The Burghers of Calais is fascinating for a number of reasons. It does depict the surrender of Calais in 1347 to the English during the Hundred Year War. Which is an unusual moment for the city of Calais to want to memorialise in such a way. The original is in Calais, 12 copies have been made (most of which were after Rodin's death) which are on display around the world.

The third Parisian sculpture is again one I haven't seen, but only because of my dislike of the architecture of the Centre Georges Pompidou. I've glimpsed it down the rue, but never been interested enough to go a few blocks out of my way. Next time in Paris, I shall have to make the detour. Because lurking nearby is the Stravinsky Fountain created by husband and wife team, Niki de Saint Phalle (the only likely female sculptor I can see in this book) and Jean Tinguely.

Picture Credit
I'm not sure if I like it, but now I will have to see it for myself.

The cover art is of course Michelangelo's David, Claes Oldenburg, Giant Toothpaste Tube and Robert Smithson's Spiral Jetty.

See my previous posts
13 Modern Artists Children Should Know
13 Artists Children Should Know
13 Buildings Children Should Know


Deb Nance at Readerbuzz said...

If children should know these sculptures, I suppose that means that grownups, too, should know these.

Happily, I've seen two of the three from Paris. And that's all. And probably all I'll ever see.

Louise said...

Yes I suspect we adults should know them too. Which two did you see in Paris? Nike I suspect when you were at the Louvre? And the Stravinsky? I don't remember you saying you went to the Rodin museum.

Kath Lockett said...

...I'd add Rodin's 'The Thinker' too and blush to admit that apart from the Paris ones, I don't think I've seen the others on your list :)

Genie -- Paris and Beyond said...

I am so passionate about children's literature (and non-fiction). I just ordered all three of these books from A!

I have some little people who know many of the buildings and probably the artists (5 or 6).

Thank you for your review(s).


Louise said...

Kath, I'm not sure why they chose The Burghers of Calais over The Thinker.
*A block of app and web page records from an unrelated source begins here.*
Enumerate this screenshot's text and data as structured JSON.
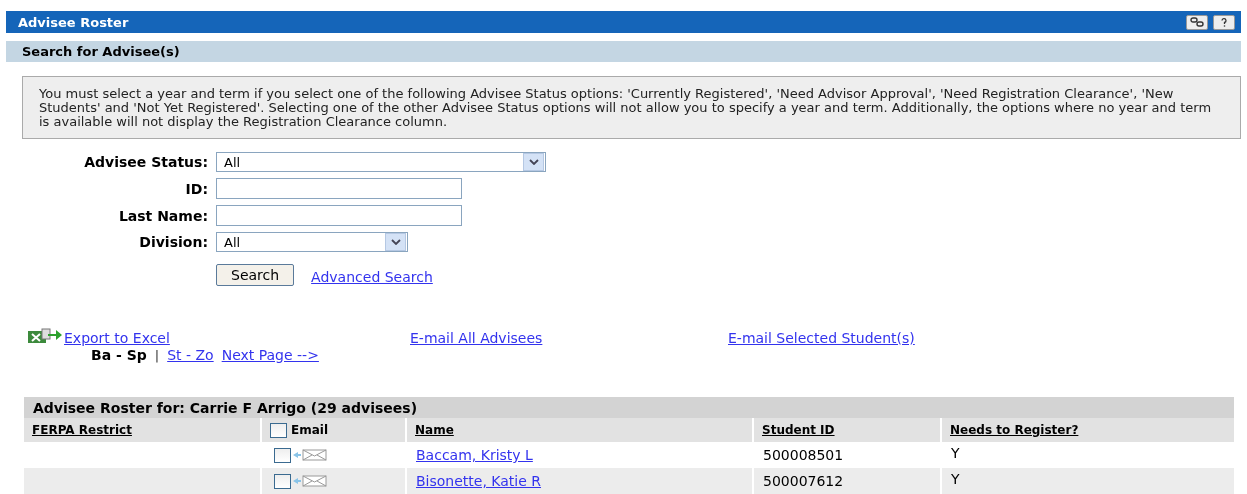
{
  "window": {
    "title": "Advisee Roster"
  },
  "section": {
    "title": "Search for Advisee(s)"
  },
  "notice": "You must select a year and term if you select one of the following Advisee Status options: 'Currently Registered', 'Need Advisor Approval', 'Need Registration Clearance', 'New Students' and 'Not Yet Registered'. Selecting one of the other Advisee Status options will not allow you to specify a year and term. Additionally, the options where no year and term is available will not display the Registration Clearance column.",
  "form": [
    {
      "kind": "wide-select",
      "label": "Advisee Status:",
      "value": "All"
    },
    {
      "kind": "text",
      "label": "ID:"
    },
    {
      "kind": "text",
      "label": "Last Name:"
    },
    {
      "kind": "narrow-select",
      "label": "Division:",
      "value": "All"
    }
  ],
  "search_button": "Search",
  "advanced_link": "Advanced Search",
  "actions": [
    "Export to Excel",
    "E-mail All Advisees",
    "E-mail Selected Student(s)"
  ],
  "pages": [
    {
      "label": "Ba - Sp",
      "selected": true
    },
    {
      "label": "St - Zo",
      "selected": false
    }
  ],
  "page_separator": "|",
  "next_page": "Next Page -->",
  "roster": {
    "title": "Advisee Roster for: Carrie F Arrigo (29 advisees)",
    "columns": [
      "FERPA Restrict",
      "Email",
      "Name",
      "Student ID",
      "Needs to Register?"
    ],
    "select_all": false,
    "rows": [
      {
        "checked": false,
        "name": "Baccam, Kristy L",
        "student_id": "500008501",
        "needs_register": "Y"
      },
      {
        "checked": false,
        "name": "Bisonette, Katie R",
        "student_id": "500007612",
        "needs_register": "Y"
      }
    ]
  }
}
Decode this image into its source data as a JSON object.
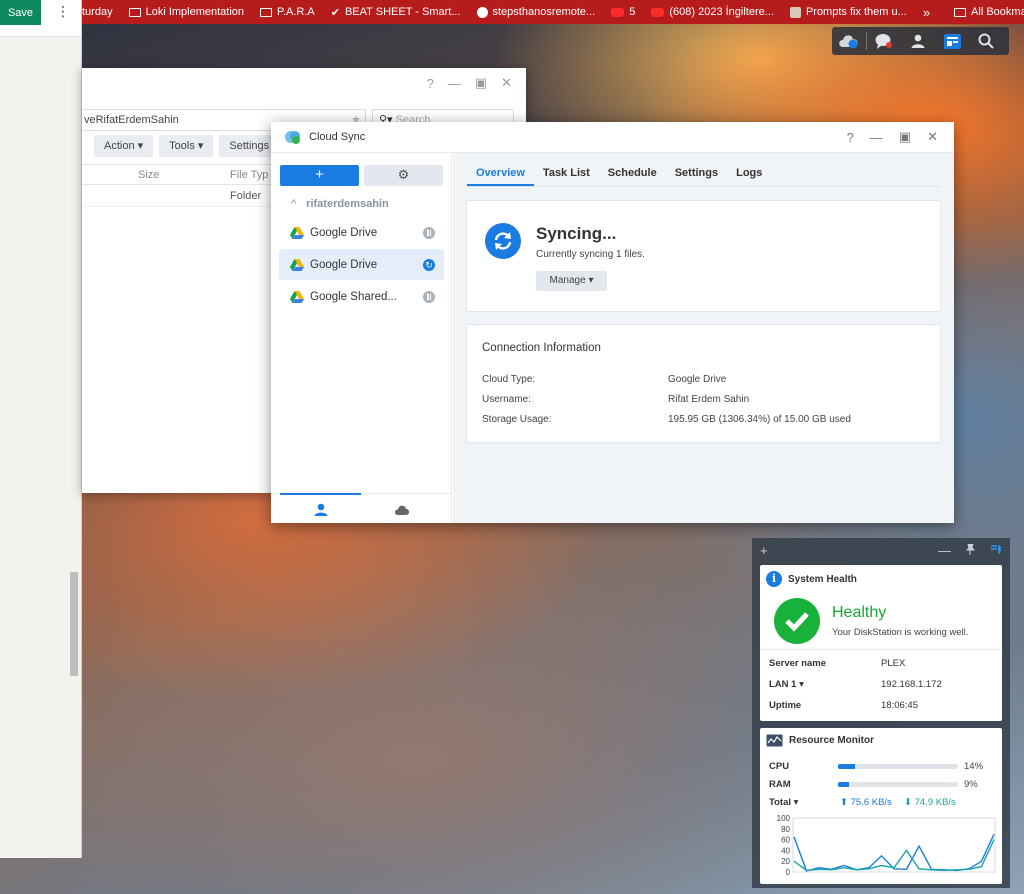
{
  "browser": {
    "bookmarks": [
      {
        "label": "turday",
        "icon": "none"
      },
      {
        "label": "Loki Implementation",
        "icon": "folder-icon"
      },
      {
        "label": "P.A.R.A",
        "icon": "folder-icon"
      },
      {
        "label": "BEAT SHEET - Smart...",
        "icon": "checkmark-icon"
      },
      {
        "label": "stepsthanosremote...",
        "icon": "github-icon"
      },
      {
        "label": "5",
        "icon": "youtube-icon"
      },
      {
        "label": "(608) 2023 İngiltere...",
        "icon": "youtube-icon"
      },
      {
        "label": "Prompts fix them u...",
        "icon": "avatar-icon"
      }
    ],
    "overflow": "»",
    "all_bookmarks": "All Bookmarks"
  },
  "left_pane": {
    "save_label": "Save",
    "menu_glyph": "⋮"
  },
  "file_station": {
    "path": "veRifatErdemSahin",
    "search_placeholder": "Search",
    "toolbar": [
      "Action ▾",
      "Tools ▾",
      "Settings"
    ],
    "columns": [
      "Size",
      "File Typ"
    ],
    "row_type": "Folder"
  },
  "cloud_sync": {
    "title": "Cloud Sync",
    "window_buttons": [
      "?",
      "—",
      "▣",
      "✕"
    ],
    "add_label": "+",
    "account": "rifaterdemsahin",
    "connections": [
      {
        "label": "Google Drive",
        "status": "paused"
      },
      {
        "label": "Google Drive",
        "status": "syncing"
      },
      {
        "label": "Google Shared...",
        "status": "paused"
      }
    ],
    "tabs": [
      "Overview",
      "Task List",
      "Schedule",
      "Settings",
      "Logs"
    ],
    "active_tab": "Overview",
    "status": {
      "title": "Syncing...",
      "subtitle": "Currently syncing 1 files.",
      "manage_label": "Manage ▾"
    },
    "connection_info": {
      "title": "Connection Information",
      "rows": [
        {
          "label": "Cloud Type:",
          "value": "Google Drive"
        },
        {
          "label": "Username:",
          "value": "Rifat Erdem Sahin"
        },
        {
          "label": "Storage Usage:",
          "value": "195.95 GB (1306.34%) of 15.00 GB used"
        }
      ]
    }
  },
  "widgets": {
    "top_icons": [
      "+",
      "—",
      "pin-icon",
      "collapse-icon"
    ],
    "system_health": {
      "title": "System Health",
      "status": "Healthy",
      "message": "Your DiskStation is working well.",
      "rows": [
        {
          "label": "Server name",
          "value": "PLEX"
        },
        {
          "label": "LAN 1 ▾",
          "value": "192.168.1.172"
        },
        {
          "label": "Uptime",
          "value": "18:06:45"
        }
      ]
    },
    "resource_monitor": {
      "title": "Resource Monitor",
      "cpu_label": "CPU",
      "cpu_value": 14,
      "cpu_text": "14%",
      "ram_label": "RAM",
      "ram_value": 9,
      "ram_text": "9%",
      "total_label": "Total ▾",
      "upload": "75.6 KB/s",
      "download": "74.9 KB/s",
      "upload_color": "#1a7be0",
      "download_color": "#1aa6a6"
    }
  },
  "chart_data": {
    "type": "line",
    "title": "",
    "xlabel": "",
    "ylabel": "",
    "ylim": [
      0,
      100
    ],
    "yticks": [
      "100",
      "80",
      "60",
      "40",
      "20",
      "0"
    ],
    "series": [
      {
        "values": [
          65,
          2,
          8,
          5,
          12,
          4,
          8,
          30,
          6,
          5,
          48,
          5,
          4,
          3,
          6,
          20,
          70
        ]
      },
      {
        "values": [
          20,
          3,
          5,
          4,
          8,
          4,
          6,
          12,
          8,
          40,
          6,
          4,
          3,
          4,
          5,
          10,
          60
        ]
      }
    ]
  }
}
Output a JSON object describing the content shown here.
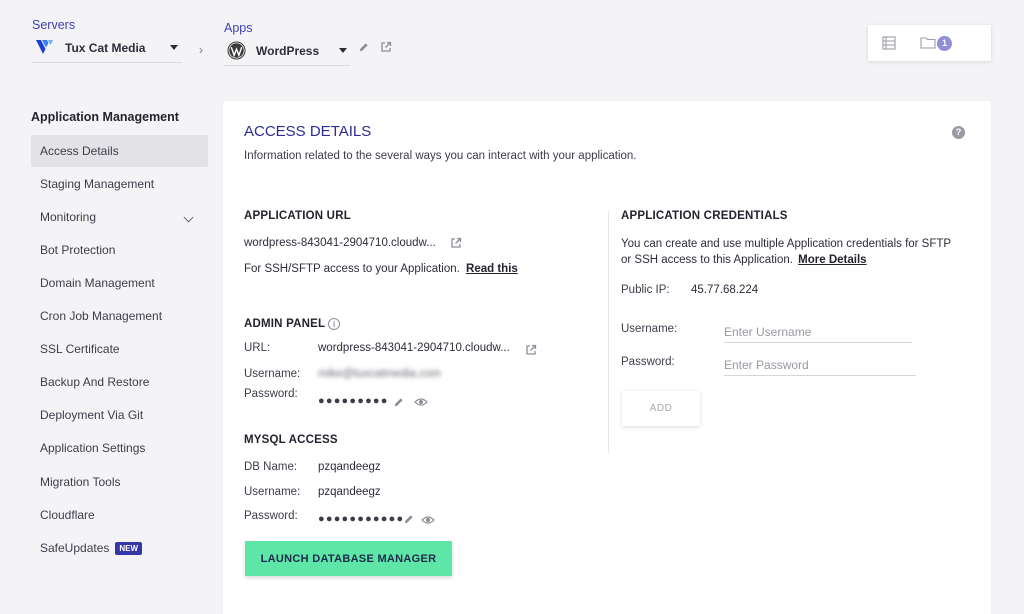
{
  "top": {
    "servers_label": "Servers",
    "server_name": "Tux Cat Media",
    "apps_label": "Apps",
    "app_name": "WordPress",
    "breadcrumb_sep": "›",
    "notification_count": "1"
  },
  "sidebar": {
    "title": "Application Management",
    "items": [
      {
        "label": "Access Details"
      },
      {
        "label": "Staging Management"
      },
      {
        "label": "Monitoring"
      },
      {
        "label": "Bot Protection"
      },
      {
        "label": "Domain Management"
      },
      {
        "label": "Cron Job Management"
      },
      {
        "label": "SSL Certificate"
      },
      {
        "label": "Backup And Restore"
      },
      {
        "label": "Deployment Via Git"
      },
      {
        "label": "Application Settings"
      },
      {
        "label": "Migration Tools"
      },
      {
        "label": "Cloudflare"
      },
      {
        "label": "SafeUpdates"
      }
    ],
    "new_badge": "NEW"
  },
  "main": {
    "title": "ACCESS DETAILS",
    "subtitle": "Information related to the several ways you can interact with your application.",
    "help": "?",
    "app_url": {
      "title": "APPLICATION URL",
      "url": "wordpress-843041-2904710.cloudw...",
      "ssh_text": "For SSH/SFTP access to your Application.",
      "ssh_link": "Read this"
    },
    "admin_panel": {
      "title": "ADMIN PANEL",
      "info": "i",
      "url_label": "URL:",
      "url_value": "wordpress-843041-2904710.cloudw...",
      "username_label": "Username:",
      "username_value": "mike@tuxcatmedia.com",
      "password_label": "Password:",
      "password_value": "●●●●●●●●●"
    },
    "mysql": {
      "title": "MYSQL ACCESS",
      "db_label": "DB Name:",
      "db_value": "pzqandeegz",
      "username_label": "Username:",
      "username_value": "pzqandeegz",
      "password_label": "Password:",
      "password_value": "●●●●●●●●●●●",
      "launch_button": "LAUNCH DATABASE MANAGER"
    },
    "credentials": {
      "title": "APPLICATION CREDENTIALS",
      "desc_line1": "You can create and use multiple Application credentials for SFTP",
      "desc_line2": "or SSH access to this Application.",
      "more_link": "More Details",
      "ip_label": "Public IP:",
      "ip_value": "45.77.68.224",
      "username_label": "Username:",
      "username_placeholder": "Enter Username",
      "password_label": "Password:",
      "password_placeholder": "Enter Password",
      "add_button": "ADD"
    }
  }
}
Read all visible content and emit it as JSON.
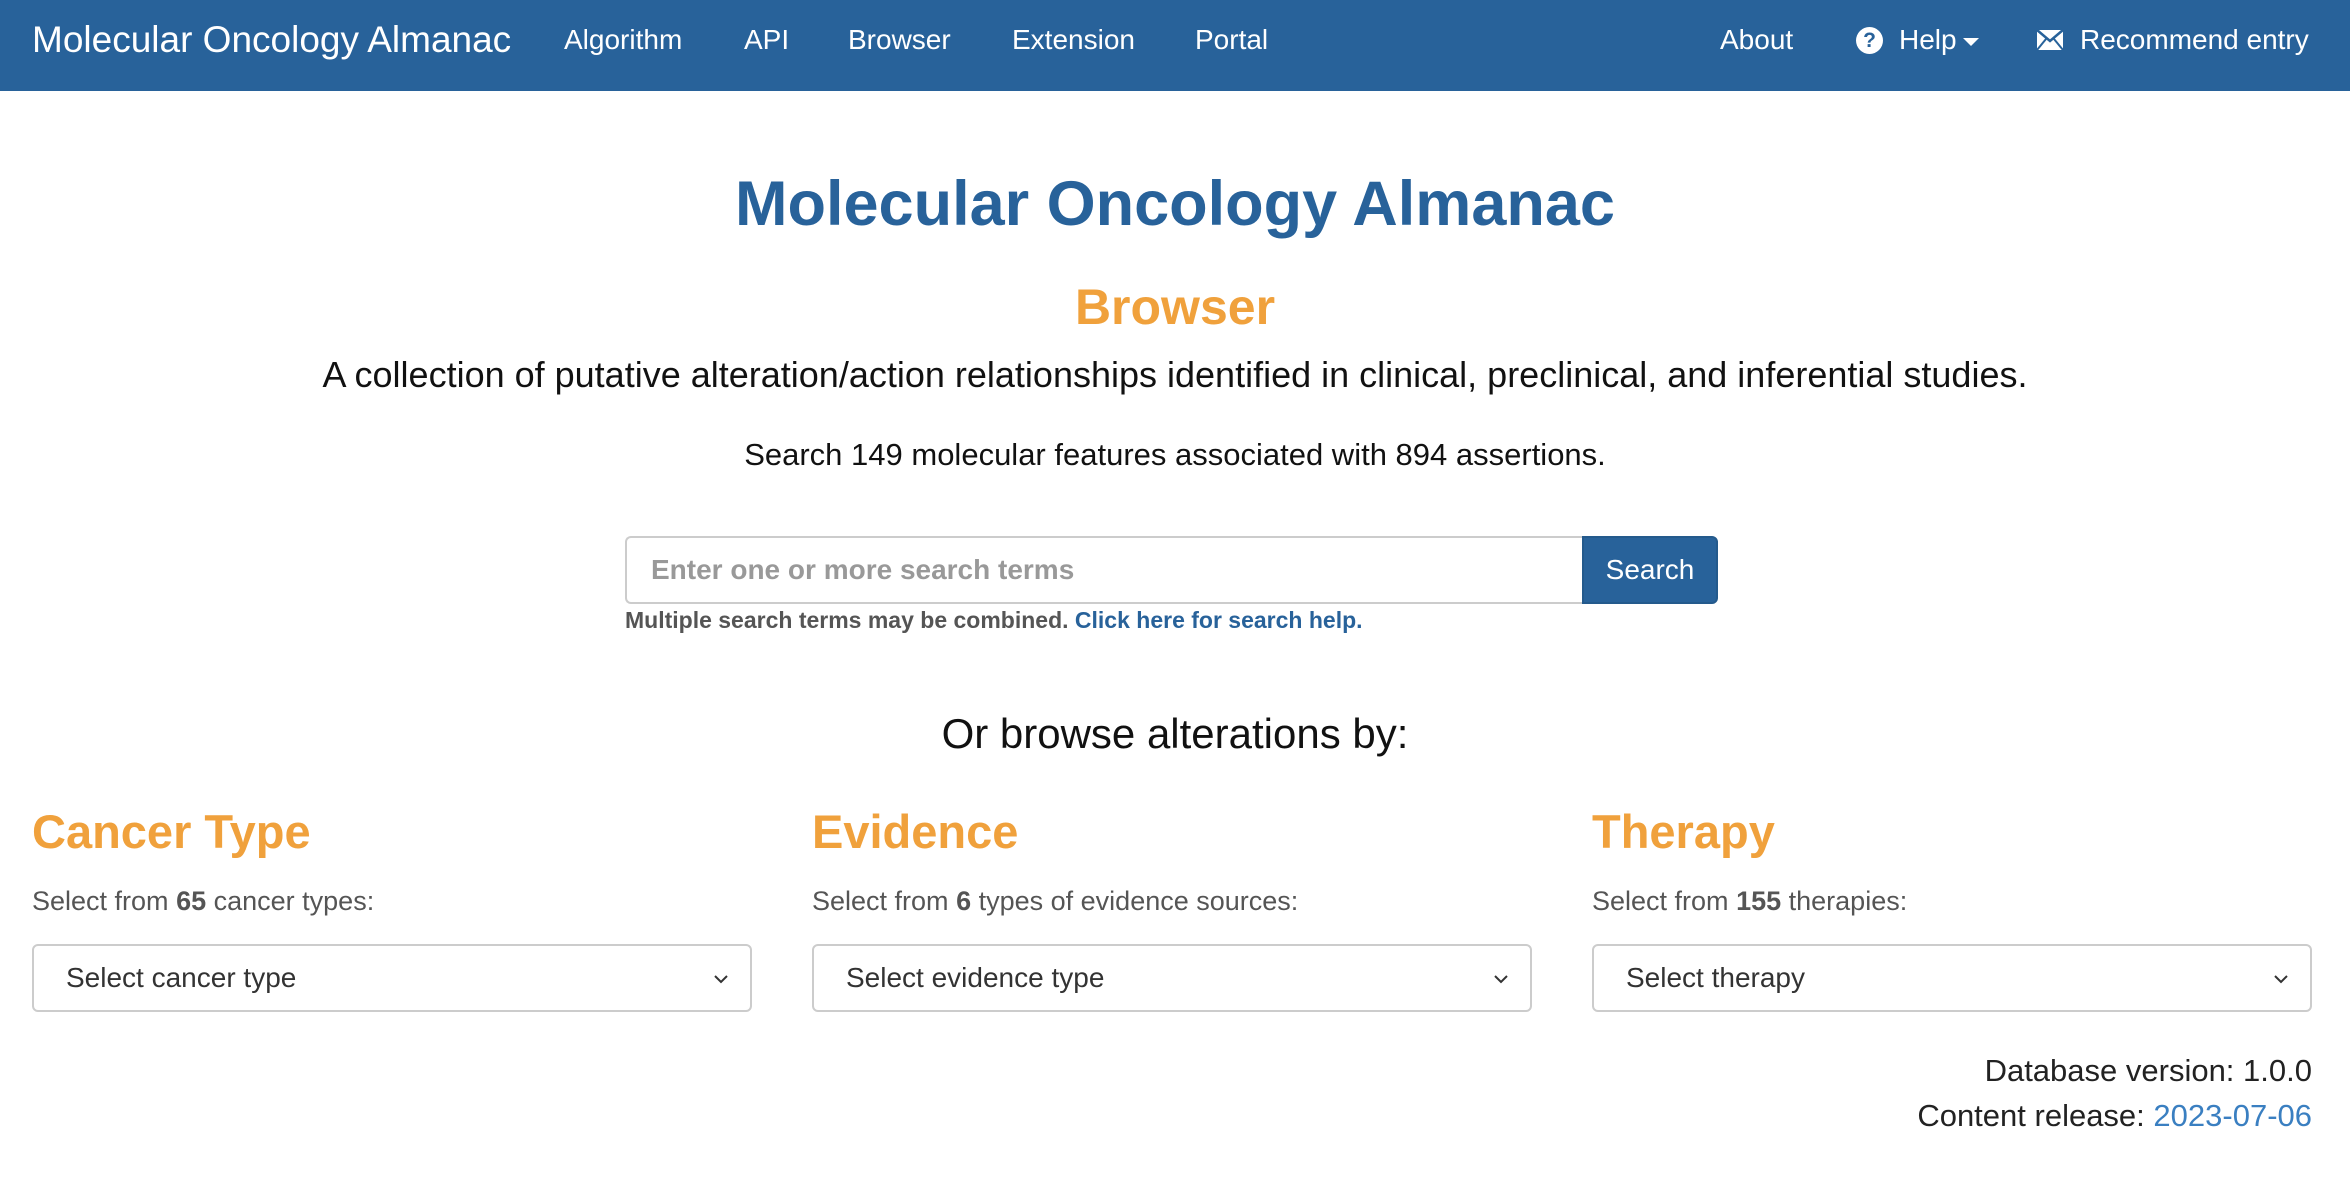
{
  "navbar": {
    "brand": "Molecular Oncology Almanac",
    "links": [
      "Algorithm",
      "API",
      "Browser",
      "Extension",
      "Portal"
    ],
    "about": "About",
    "help": "Help",
    "recommend": "Recommend entry"
  },
  "header": {
    "title": "Molecular Oncology Almanac",
    "subtitle": "Browser",
    "lead": "A collection of putative alteration/action relationships identified in clinical, preclinical, and inferential studies.",
    "stats": "Search 149 molecular features associated with 894 assertions."
  },
  "search": {
    "placeholder": "Enter one or more search terms",
    "button": "Search",
    "help_text": "Multiple search terms may be combined.",
    "help_link": "Click here for search help."
  },
  "browse": {
    "heading": "Or browse alterations by:",
    "columns": [
      {
        "title": "Cancer Type",
        "prefix": "Select from",
        "count": "65",
        "suffix": "cancer types:",
        "select": "Select cancer type"
      },
      {
        "title": "Evidence",
        "prefix": "Select from",
        "count": "6",
        "suffix": "types of evidence sources:",
        "select": "Select evidence type"
      },
      {
        "title": "Therapy",
        "prefix": "Select from",
        "count": "155",
        "suffix": "therapies:",
        "select": "Select therapy"
      }
    ]
  },
  "footer": {
    "db_version": "Database version: 1.0.0",
    "content_label": "Content release:",
    "content_date": "2023-07-06"
  },
  "colors": {
    "primary": "#28629a",
    "accent": "#f0a13c",
    "link": "#3a7fc1"
  }
}
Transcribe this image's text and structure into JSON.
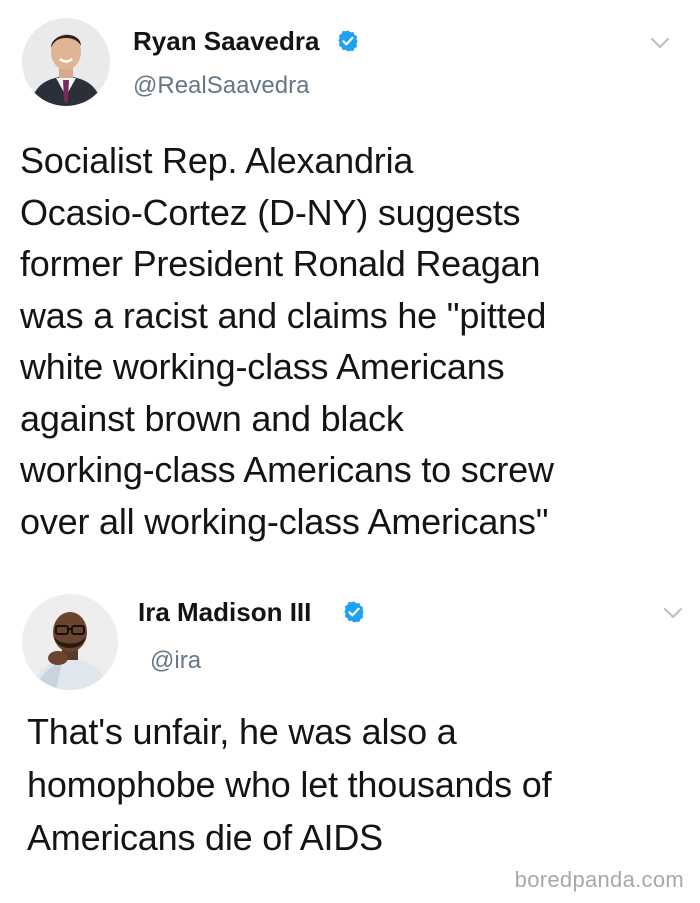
{
  "tweets": [
    {
      "author_name": "Ryan Saavedra",
      "handle": "@RealSaavedra",
      "verified": true,
      "text": "Socialist Rep. Alexandria\nOcasio-Cortez (D-NY) suggests\nformer President Ronald Reagan\nwas a racist and claims he \"pitted\nwhite working-class Americans\nagainst brown and black\nworking-class Americans to screw\nover all working-class Americans\""
    },
    {
      "author_name": "Ira Madison III",
      "handle": "@ira",
      "verified": true,
      "text": "That's unfair, he was also a\nhomophobe who let thousands of\nAmericans die of AIDS"
    }
  ],
  "watermark": "boredpanda.com",
  "colors": {
    "verified": "#1da1f2",
    "handle": "#657786",
    "text": "#141414"
  },
  "icons": {
    "verified": "verified-badge-icon",
    "menu": "chevron-down-icon"
  }
}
But I'm glad they did I guess, I learnt a lot about a statue and an event that I knew nothing of, and it will add more pleasure to my next visit to the Musee Rodin, whenever that is.

Oh Genie, I'm so excited. I hope you and your little people enjoy them. I have now depleted the available titles in our local library. I bought a few others that I was most keen to read too. It's such a great range of books, and beautifully presented too.

quirky girls said...

I've seen the first two. Winged Victory is beautiful and awe-inspiring up close. My favorite sculpture is The Kiss by Rodin. I was so so excited to get to visit the Rodin museum. I'm sorry you didn't get to go in the house. It is lovely.


Louise said...

Ah but Jehara it gives me the perfect excuse to go back! I'm looking forward to revisiting the Rodin museum now, when I wasn't all that inspired before the first visit- it was my husband who wanted to go. Now I know better.